But times must remain lean for workers, apparently. In the talks with SEIU, OUS is proposing no general wage increase at all for the first year, a 1 percent raise the second year, and 1 percent the final month of the two-year contract. OUS also proposes to double workers’ share of the health insurance premium, to 10 percent, and cap its liability for paying premium increases at 5 percent a year; workers would pay 100 percent of any premium increase above that.

The union counter-proposal is a 2 percent raise each year, plus annual cost-of-living increases tied to the Consumer Price Index.

Scott Gallagher, PSU director of communications, wouldn’t comment on specifics of bargaining, but said lack of state support makes bargaining a challenge. PSU, for example, has 10,000 more students than it did in 1995, but gets less money from the state than it did back then.

OUS is also proposing to eliminate overtime pay after eight hours, get rid of a requirement to do a feasibility study before contracting out union member work, and end layoff “bumping rights” for senior workers.

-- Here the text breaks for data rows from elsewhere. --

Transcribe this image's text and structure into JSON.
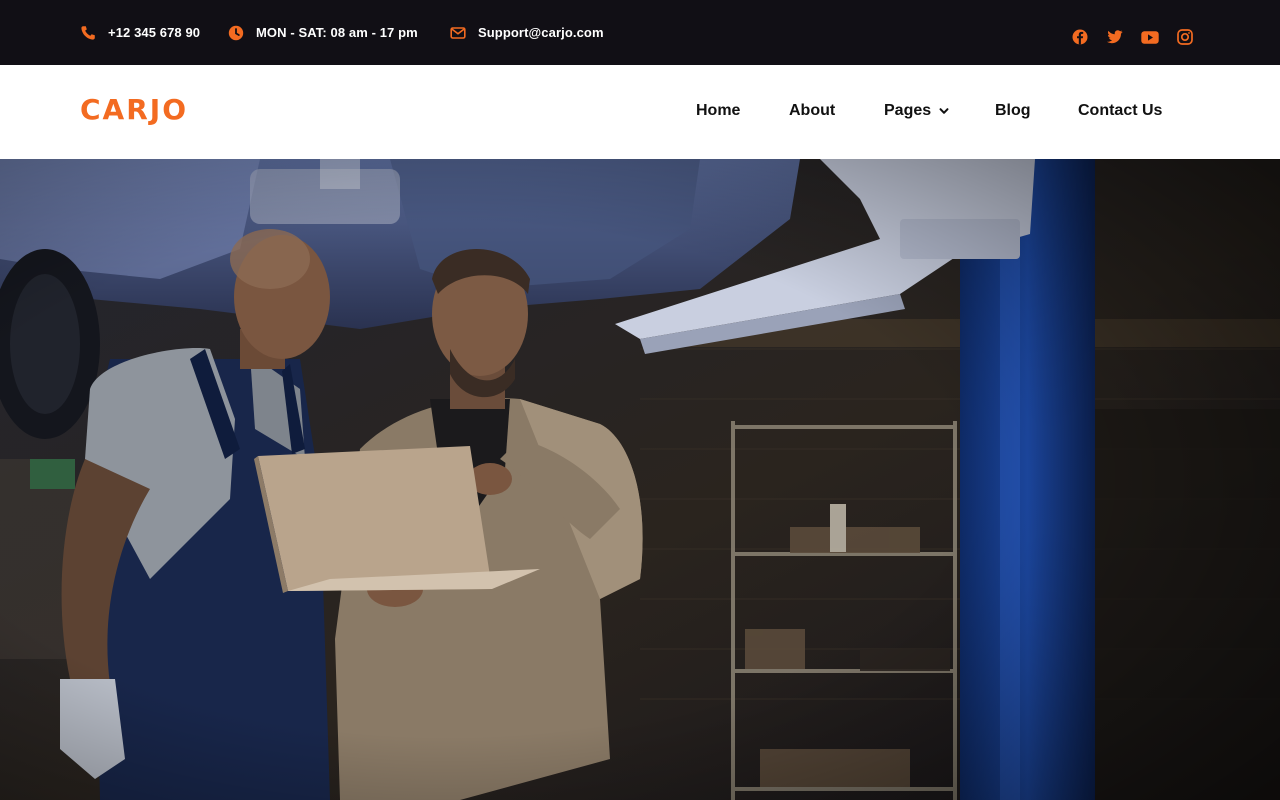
{
  "topbar": {
    "phone": "+12 345 678 90",
    "hours": "MON - SAT: 08 am - 17 pm",
    "email": "Support@carjo.com",
    "icons": [
      "phone-icon",
      "clock-icon",
      "envelope-icon"
    ],
    "social": [
      "facebook-icon",
      "twitter-icon",
      "youtube-icon",
      "instagram-icon"
    ]
  },
  "header": {
    "logo": "CARJO",
    "nav": [
      {
        "label": "Home"
      },
      {
        "label": "About"
      },
      {
        "label": "Pages",
        "has_dropdown": true
      },
      {
        "label": "Blog"
      },
      {
        "label": "Contact Us"
      }
    ]
  },
  "colors": {
    "accent": "#f36b21",
    "topbar_bg": "#110f15",
    "header_bg": "#ffffff"
  },
  "hero": {
    "image": "two mechanics looking at a laptop under a lifted car in a garage"
  }
}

“The proposal on contracting out and bumping (seniority rights) go against the basic tenets of the union,” Nisenfeld told the Labor Press.

For its part, SEIU wants a wage floor of $2,498 a month — the dollar amount that would keep a family of four off food stamps. To that, OUS agreed, in steps: It wants to give its lowest paid employees  raises bringing them half way to that level in the middle of the two-year contract, and a second set of raises to reach the floor on the last day of the contract.

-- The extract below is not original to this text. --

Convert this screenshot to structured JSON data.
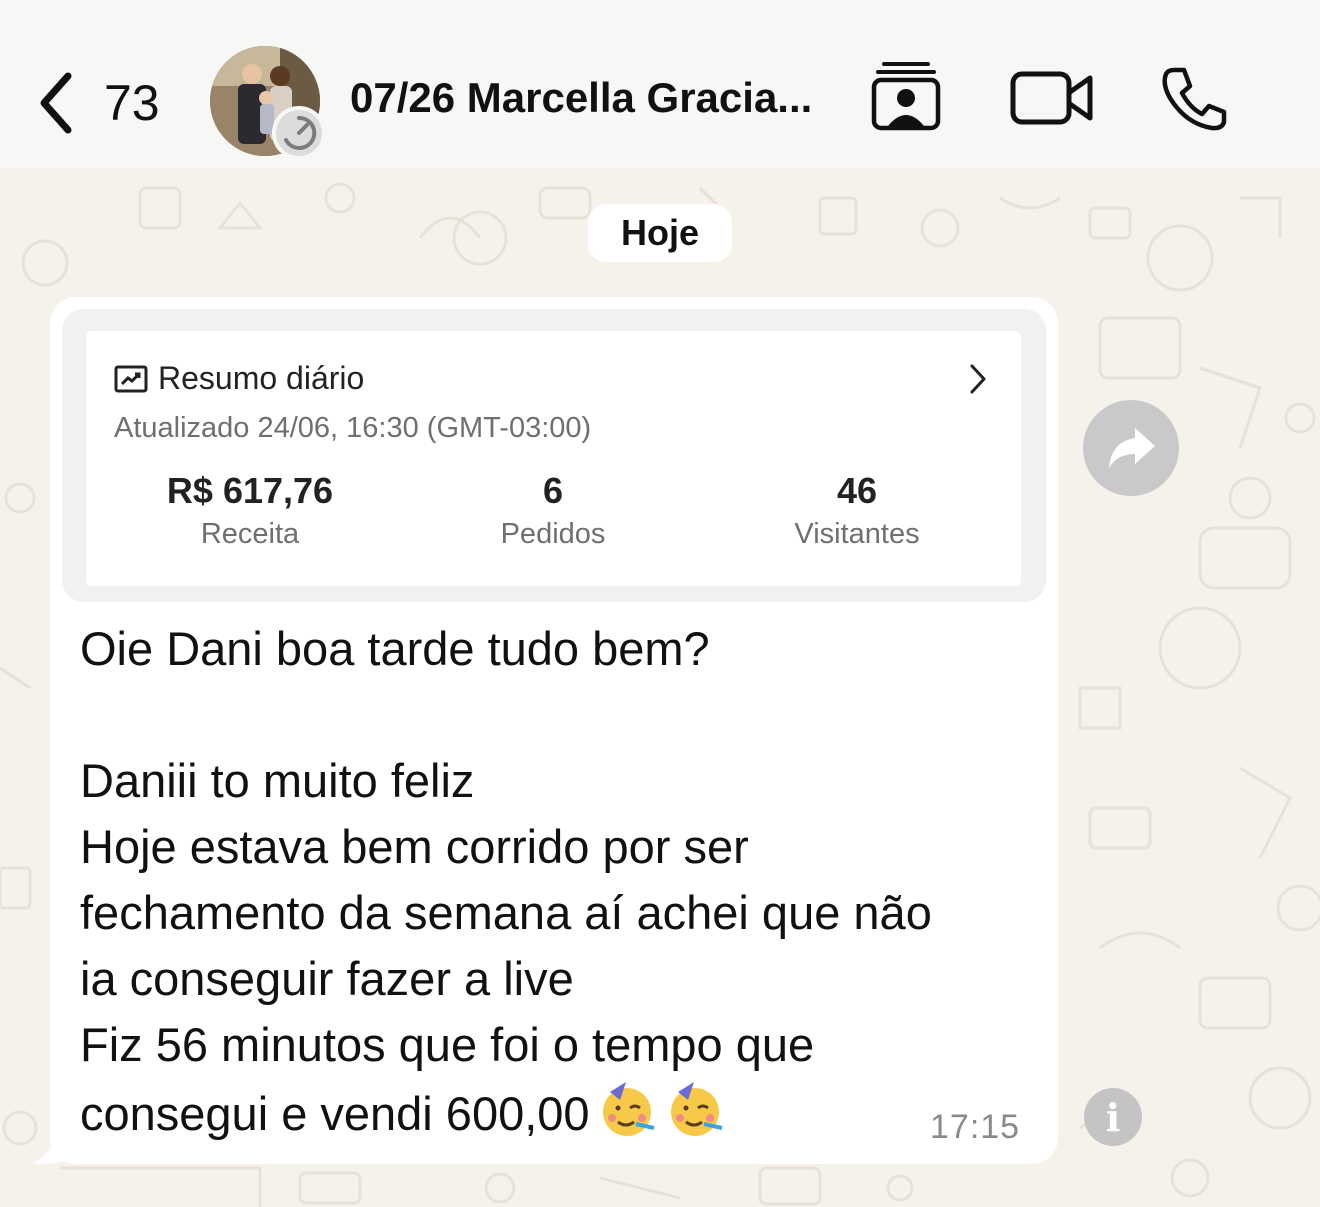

Tuition up, state support down

OUS takeaway demands from its unions come even as the state university system seeks another 5 percent tuition increase from students. In recent decades, tuition has risen as Oregon has reduced its investment in the university system. State appropriations now make up less than 13 percent of the budget of the state university system, and Oregon ranks 44th in the nation for its per capita contribution to higher education.

An April 2013 audit of OUS by the Oregon Secretary of State’s office found that adjusted for inflation, tuition rose 61 percent between 2001 and 2012, at the same time state support dropped from about $470 million a year to about $339 million. During that time period, the faculty-to-student ratio fell from 1:25 to 1:27. And the portion of that state funding that services construction project debt more than quadrupled, from 3 percent to 13 percent.

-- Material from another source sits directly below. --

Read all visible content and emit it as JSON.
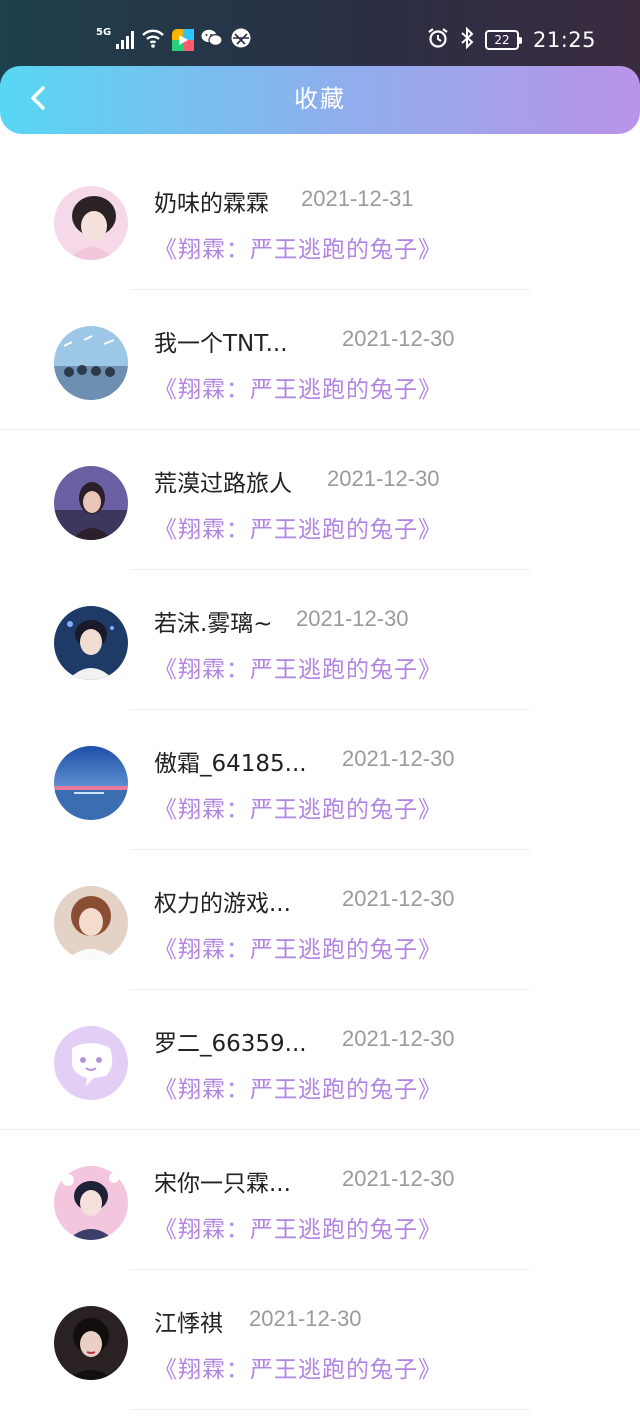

Undergraduate full-time tuition is $7,653 at PSU this year, a figure that doesn’t include fees, books, and living expenses. Some 64 percent of PSU students who left school in 2011 had student debt, with balances averaging $26,287.

In contract negotiations, SEIU is also proposing that no OUS employee take a pay or benefit cut until the state of Oregon investigates bank fraud and takes steps to recover money lost by pension funds to the LIBOR scandal. [CORRECTION: An earlier version of this article reported, incorrectly, that Local 503 was proposing that tuition increases be limited to 5 percent a year. That proposal was contained in a draft document, but was not presented in bargaining.]

The current contract expires June 30. Bargaining was next scheduled for June 6-7 in Eugene.

A union delegation to the PSU president’s office